Kobielus said he was struck that there was no specific link between virtual reality, augmented reality, digital twin or mobile commerce with the acquisition, “so it’s not at all clear that the metaverse is the right frame of reference to assess its importance”.
The potential future of the Metaverse depends on Microsoft’s final destination, Kobielus said. “It could be worth it the same way the cloud was worth it when Satya Nadella took over from the Gates/Ballmer era of Microsoft,” he said. “Look at how transformative the cloud has been for Microsoft over the past 10 years. Perhaps the metaverse – however defined – will propel Microsoft to the top of the cloud vis-à-vis AWS, which does not has yet to establish a clear vision or portfolio in this metaverse arena.

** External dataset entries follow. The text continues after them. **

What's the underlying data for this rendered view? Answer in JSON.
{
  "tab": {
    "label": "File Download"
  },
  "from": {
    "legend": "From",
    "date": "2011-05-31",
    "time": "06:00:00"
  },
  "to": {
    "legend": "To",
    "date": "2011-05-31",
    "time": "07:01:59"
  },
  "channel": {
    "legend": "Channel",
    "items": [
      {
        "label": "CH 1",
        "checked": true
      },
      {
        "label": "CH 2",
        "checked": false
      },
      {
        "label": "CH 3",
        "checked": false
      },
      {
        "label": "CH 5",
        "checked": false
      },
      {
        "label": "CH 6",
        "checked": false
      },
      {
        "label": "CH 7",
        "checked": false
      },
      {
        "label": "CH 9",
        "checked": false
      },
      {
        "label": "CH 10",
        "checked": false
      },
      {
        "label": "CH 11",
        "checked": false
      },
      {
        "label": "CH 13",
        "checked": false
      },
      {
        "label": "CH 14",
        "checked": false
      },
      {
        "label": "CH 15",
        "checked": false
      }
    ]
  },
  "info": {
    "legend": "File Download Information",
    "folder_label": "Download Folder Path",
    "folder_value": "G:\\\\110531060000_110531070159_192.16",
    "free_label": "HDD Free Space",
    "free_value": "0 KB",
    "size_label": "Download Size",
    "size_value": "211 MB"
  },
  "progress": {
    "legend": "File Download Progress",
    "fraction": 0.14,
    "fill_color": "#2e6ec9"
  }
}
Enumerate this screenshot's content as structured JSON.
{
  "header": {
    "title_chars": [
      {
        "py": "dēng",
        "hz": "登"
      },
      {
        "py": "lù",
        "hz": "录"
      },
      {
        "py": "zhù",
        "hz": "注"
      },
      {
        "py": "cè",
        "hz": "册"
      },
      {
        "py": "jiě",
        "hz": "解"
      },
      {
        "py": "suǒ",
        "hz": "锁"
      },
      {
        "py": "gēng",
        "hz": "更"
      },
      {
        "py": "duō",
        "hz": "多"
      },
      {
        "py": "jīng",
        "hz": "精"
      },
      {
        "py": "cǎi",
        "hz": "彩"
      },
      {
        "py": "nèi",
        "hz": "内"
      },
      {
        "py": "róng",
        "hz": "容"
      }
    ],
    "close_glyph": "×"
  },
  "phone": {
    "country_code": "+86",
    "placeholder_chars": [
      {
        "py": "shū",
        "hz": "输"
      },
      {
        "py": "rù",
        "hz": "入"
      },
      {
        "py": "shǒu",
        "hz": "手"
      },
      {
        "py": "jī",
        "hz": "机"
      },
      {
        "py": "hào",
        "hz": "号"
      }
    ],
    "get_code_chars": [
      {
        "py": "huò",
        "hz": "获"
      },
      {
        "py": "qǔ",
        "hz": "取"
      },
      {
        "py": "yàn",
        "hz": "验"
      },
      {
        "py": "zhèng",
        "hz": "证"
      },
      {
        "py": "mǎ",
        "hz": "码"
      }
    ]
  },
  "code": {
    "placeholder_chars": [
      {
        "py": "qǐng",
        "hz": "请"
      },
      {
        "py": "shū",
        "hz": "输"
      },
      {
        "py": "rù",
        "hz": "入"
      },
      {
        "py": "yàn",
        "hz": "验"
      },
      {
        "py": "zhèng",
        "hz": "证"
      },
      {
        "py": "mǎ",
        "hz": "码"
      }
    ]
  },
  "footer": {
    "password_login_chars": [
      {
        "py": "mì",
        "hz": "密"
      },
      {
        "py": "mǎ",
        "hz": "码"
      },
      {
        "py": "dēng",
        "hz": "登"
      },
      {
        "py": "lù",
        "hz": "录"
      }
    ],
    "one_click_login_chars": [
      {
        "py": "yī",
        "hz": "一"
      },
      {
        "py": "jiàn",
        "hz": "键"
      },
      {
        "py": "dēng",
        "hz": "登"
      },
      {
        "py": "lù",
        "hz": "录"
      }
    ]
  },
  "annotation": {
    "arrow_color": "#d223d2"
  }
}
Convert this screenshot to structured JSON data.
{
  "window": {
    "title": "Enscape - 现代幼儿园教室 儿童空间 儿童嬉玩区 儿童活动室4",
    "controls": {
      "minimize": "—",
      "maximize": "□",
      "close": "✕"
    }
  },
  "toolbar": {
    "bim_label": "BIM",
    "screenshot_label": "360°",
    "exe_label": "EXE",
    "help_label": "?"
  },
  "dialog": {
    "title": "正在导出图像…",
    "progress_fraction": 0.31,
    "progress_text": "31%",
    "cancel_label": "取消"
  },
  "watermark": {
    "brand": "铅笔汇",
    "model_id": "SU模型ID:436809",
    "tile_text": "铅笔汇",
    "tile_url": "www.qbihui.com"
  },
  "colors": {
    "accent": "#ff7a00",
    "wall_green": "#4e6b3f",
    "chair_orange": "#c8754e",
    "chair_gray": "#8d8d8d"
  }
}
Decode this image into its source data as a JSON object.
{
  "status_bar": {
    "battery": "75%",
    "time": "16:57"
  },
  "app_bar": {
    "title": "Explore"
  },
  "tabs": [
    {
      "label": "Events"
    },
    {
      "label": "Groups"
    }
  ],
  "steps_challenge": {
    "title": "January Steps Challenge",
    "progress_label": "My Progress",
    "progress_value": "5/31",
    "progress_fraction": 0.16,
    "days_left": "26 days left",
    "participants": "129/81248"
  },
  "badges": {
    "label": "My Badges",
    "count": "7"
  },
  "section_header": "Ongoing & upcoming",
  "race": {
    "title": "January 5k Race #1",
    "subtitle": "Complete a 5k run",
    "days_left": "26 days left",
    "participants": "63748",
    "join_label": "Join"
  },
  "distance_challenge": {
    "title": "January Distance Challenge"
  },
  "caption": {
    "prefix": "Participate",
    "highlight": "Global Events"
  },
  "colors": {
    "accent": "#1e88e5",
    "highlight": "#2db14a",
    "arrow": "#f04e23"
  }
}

At Intersect360 Research, CEO Addison Snell said that by adding Activision Blizzard, Microsoft – which was already one of the top hyperscale companies and a leading presence in AI and online gaming – “allows the company to develop both with virtual universes, [which are now being called] the metaverse.
Dan Olds, director of research at Intersect360 Research, explained the deal, pointing out that Microsoft was able to buy Activision Blizzard “on the cheap” after a serious sexual harassment scandal took much of the share price’s value. shares.
Overall, the acquisition is good for Microsoft, Olds said.
“I think there will always be a lot of money in entertainment and the entertainment that matters these days is all digital and virtual,” he said. “Microsoft has already carved out a strong position in games and cloud gaming. They have Azure and have shown they know how to build and manage a cloud. The purchase of Activision is an extension of the strategy to find more ways to profitably build their online ecosystem. And that can be seen as an on-ramp to the metaverse for them, but we’ve yet to see the killer app for the metaverse. If the application killer emerges, so there will be something to say about the metaverse, until then, it’s all about games.
Companies, however, should be cautious about the Metaverse at this point, Olds said. “Right now, I don’t think companies should be collapsing in on themselves by embracing the metaverse,” he said. “I would watch it, but I would let other companies spend the money and bear the pain that inevitably comes with being an early adopter – or too early an adopter.”
Another analyst, Karl Freund, founder and principal analyst for machine learning, HPC and AI at Cambrian AI Research, said the deal with Activision Blizzard could help change that attitude, though. “Activision offers Microsoft a rich portfolio of environments ready to be extended to Metaverse worlds, putting it well ahead of Meta if Microsoft scales quickly,” Freund said. « Closing 2023 [date for this deal] seems late, however, so Meta’s Facebook has a window of opportunity. Nvidia offers digital twins to enterprises with Omniverse, [but that is] a different sphere.
As part of the agreement, Activision Blizzard CEO Bobby Kotick will continue in this role until the deal closes, at which time the Activision Blizzard business will report to Phil Spencer, the CEO of Microsoft Gaming.
The $200 billion+ gaming industry is the largest and fastest growing form of entertainment, according to Microsoft. In 2021, the total number of video game releases increased by 64% compared to 2020 and 51% of gamers in the United States reported spending more than 7 hours per week playing on console, PC and mobile. About three billion people worldwide play games today, which is expected to rise to 4.5 billion by 2030, according to the company. More than 100 million players, including more than 25 million Xbox Game Pass members, play Xbox games on console, PC, mobile phones and tablets every month.